ISLAMABAD (AP) — The prime ministers of nuclear-armed rivals Pakistan and India agreed at a rare meeting on Friday to cooperate on eliminating terrorism in South Asia, Pakistan's foreign ministry said.
In a sign of easing relations, Indian Prime Minister Narendra Modi also accepted his Pakistani counterpart Nawaz Sharif's invitation to attend a South Asian regional summit to be held in Islamabad next year.
"Both sides condemned terrorism in all its forms and agreed to cooperate with each other to eliminate the menace of terrorism from South Asia," Pakistani Foreign Secretary Aizaz Ahmad Chaudhry said in a statement.
Sharif and Modi met in the Russian city of Ufa, where they are attending summits of the BRICS trade group and the Shanghai Cooperation Organization. Pakistani television showed the pair shaking hands and smiling.
The hostility between Pakistan and India dates back seven decades, but strains have grown since nationalist Indian Prime Minister Narendra Modi took office a year ago. Last month, U.S. Secretary of State John Kerry voiced "enormous" concern over heightened tensions between the two countries.
Both sides have accused the other of fomenting terrorism. Pakistan alleges that India's spy agency is behind violence in the southwestern Baluchistan province and northwestern tribal regions.
New Delhi denies the charge, saying Pakistan should present solid evidence to back up its claim.
Meanwhile, India wants Pakistan to punish those who carried out deadly attacks in the heart of Mumbai in 2008 that left 166 people dead. Relations have deteriorated since April, when a Pakistani court freed Zaki-ur-Rehman Lakhvi, the suspected mastermind of the attacks, on bail.
Both sides agreed Friday to find ways to expedite the Mumbai case, Chaudhry said.

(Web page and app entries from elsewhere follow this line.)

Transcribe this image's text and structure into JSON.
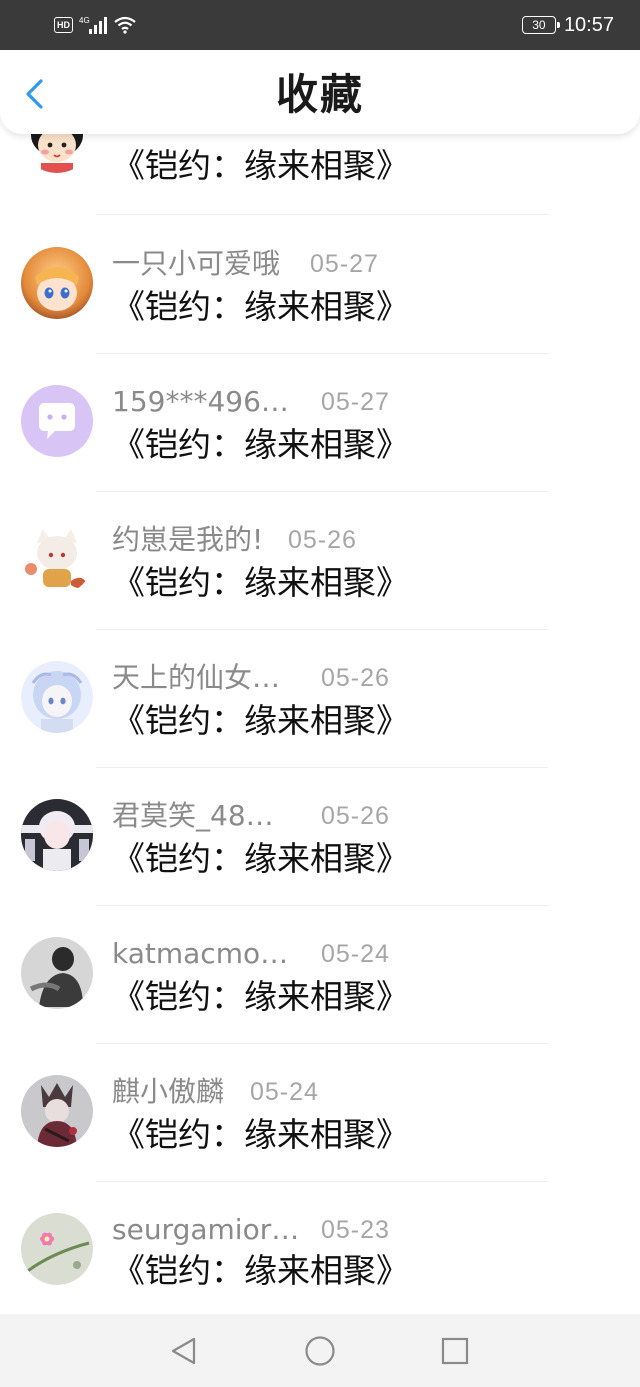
{
  "status_bar": {
    "hd": "HD",
    "network": "4G",
    "battery": "30",
    "time": "10:57",
    "icons": [
      "hd-badge",
      "signal-icon",
      "wifi-icon",
      "battery-icon"
    ]
  },
  "header": {
    "title": "收藏",
    "back_icon": "chevron-left-icon",
    "accent_color": "#2f9bf0"
  },
  "items": [
    {
      "name": "",
      "date": "",
      "title": "《铠约：缘来相聚》",
      "avatar": "cartoon-girl-avatar"
    },
    {
      "name": "一只小可爱哦",
      "date": "05-27",
      "title": "《铠约：缘来相聚》",
      "avatar": "anime-blonde-avatar"
    },
    {
      "name": "159***496…",
      "date": "05-27",
      "title": "《铠约：缘来相聚》",
      "avatar": "default-chat-bubble-avatar"
    },
    {
      "name": "约崽是我的!",
      "date": "05-26",
      "title": "《铠约：缘来相聚》",
      "avatar": "fox-girl-avatar"
    },
    {
      "name": "天上的仙女…",
      "date": "05-26",
      "title": "《铠约：缘来相聚》",
      "avatar": "ice-anime-girl-avatar"
    },
    {
      "name": "君莫笑_48…",
      "date": "05-26",
      "title": "《铠约：缘来相聚》",
      "avatar": "white-hair-boy-avatar"
    },
    {
      "name": "katmacmo…",
      "date": "05-24",
      "title": "《铠约：缘来相聚》",
      "avatar": "monochrome-photo-avatar"
    },
    {
      "name": "麒小傲麟",
      "date": "05-24",
      "title": "《铠约：缘来相聚》",
      "avatar": "dark-warrior-avatar"
    },
    {
      "name": "seurgamior…",
      "date": "05-23",
      "title": "《铠约：缘来相聚》",
      "avatar": "pink-flower-avatar"
    }
  ],
  "nav_bar": {
    "back_icon": "triangle-back-icon",
    "home_icon": "circle-home-icon",
    "recents_icon": "square-recents-icon"
  }
}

"It is the first time Pakistan has accepted to combat terrorism in 'all its forms'," said M.J. Akbar, spokesman for India's governing Bharatiya Janata Party. "After years of unclear delays, it is the first time Pakistan has promised to expedite" the Mumbai attacks trials, he said.
Pakistan's foreign ministry also said the countries' National Security Advisers will meet in New Delhi to discuss all issues relating to terrorism. Officials overseeing Pakistani and Indian border issues will also meet, although Chaudhry gave no dates.
Sameer Patil, a security expert at Mumbai-based think-tank Gateway House, said the proposed meeting between the National Security Advisers was an important development. However, "both countries don't agree on the definition of terrorism or what constitutes terrorist groups," he said.
India and Pakistan have fought two wars over Kashmir, which has been divided between them since British colonialists left in 1947.
Associated Press writer Ashok Sharma in New Delhi contributed to this report.